Tue 30th October 2012
Coming on like Murder Ballads-era Nick Cave and The Bad Seeds, these baritone vocals and piano hits of the eponymous first track are immediately relevant to my interests. Catchy pop bleakness.
There’s good production here in this gatefold album release.
Track two, Shatter Together, is a slinky thing, vocals like ink running on a page, a certain lugubrious swagger to the rhythm and the vocals. Perhaps occasionally easy to anticipate, but done with panache, played well.
In fact the arrangements are rather sparse, pleasingly so. An economy of sound so nothing outstays its welcome. The tension present here is especially pleasing, a sort of contained energy.
The third track slides into an unfortunate bit of trad-rock with yelping vocals that do not delight as much as the dark baritone of the first two tracks. If this is the energy previously hinted at it should have remained so.
Alas, the slide runs deeper. For the initial starkness of the first two tracks to be so pleasing it is downright peculiar when Mono steps in as a genteel quasi-ballad after the trad-rock of Born In The Belly. Whilst the notion of variety is welcome the tonal shift jars the ear.
And then... I become completely non-plussed. We slip into some folksy hand-clapper, trumpets blaring in the back, backing vocals and I wonder if this is even the same band. Competent, great vocals that sound like they’ve matured in whiskey for a good few years. Now, however, we’re about as far away from the dark start as one could be. Great range, but perhaps better reserved for an evolution through several albums than a scattershot sprint through multiple sounds that mean the album never really finds a groove.
Devoe, listed as the start of “Side B”, returns to something akin to the first two tracks but never quite in the same vein. Whilst there’s talent here it props itself up on increasingly simple hooks. The vocals on the chorus get dangerously close to rock clichés in content and delivery.
It’s a weird, patchy album. Take Between Space, track eight, a pensive grower, followed immediately by Oh Little Sister with it’s summery horns and cheery driving-in-a-soft-top-with-the-roof-down melody. They sound like they were recorded on different planets.
Each song stands well on its own, but in the wider context of the album as a whole nothing really sticks, there lacks a central line you can run your finger down to define any real consistency. There’s some schism between a desire to sing hymns to a pantheon of Nick Cave and similarly dark classic singer-songwriters, and then a need to write radio-friendly unit-shifters that tend to fall flat as a result of trying too hard to shave off all the sharp edges.
Good, but inconsistent.
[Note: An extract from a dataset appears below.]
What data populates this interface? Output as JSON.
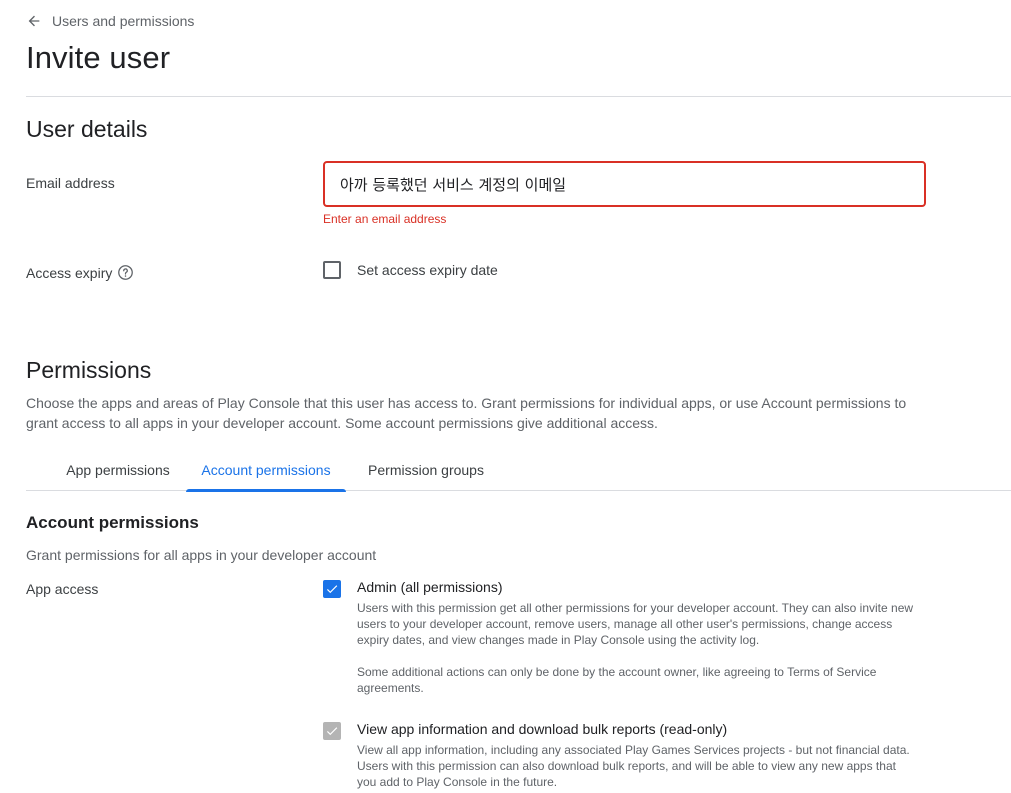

My Jerusalem should pick a path and follow it all the way along on their next album, and if it is wrong then there’s always another album to take another path with. Walking the first five steps down eleven different paths won’t get you anywhere.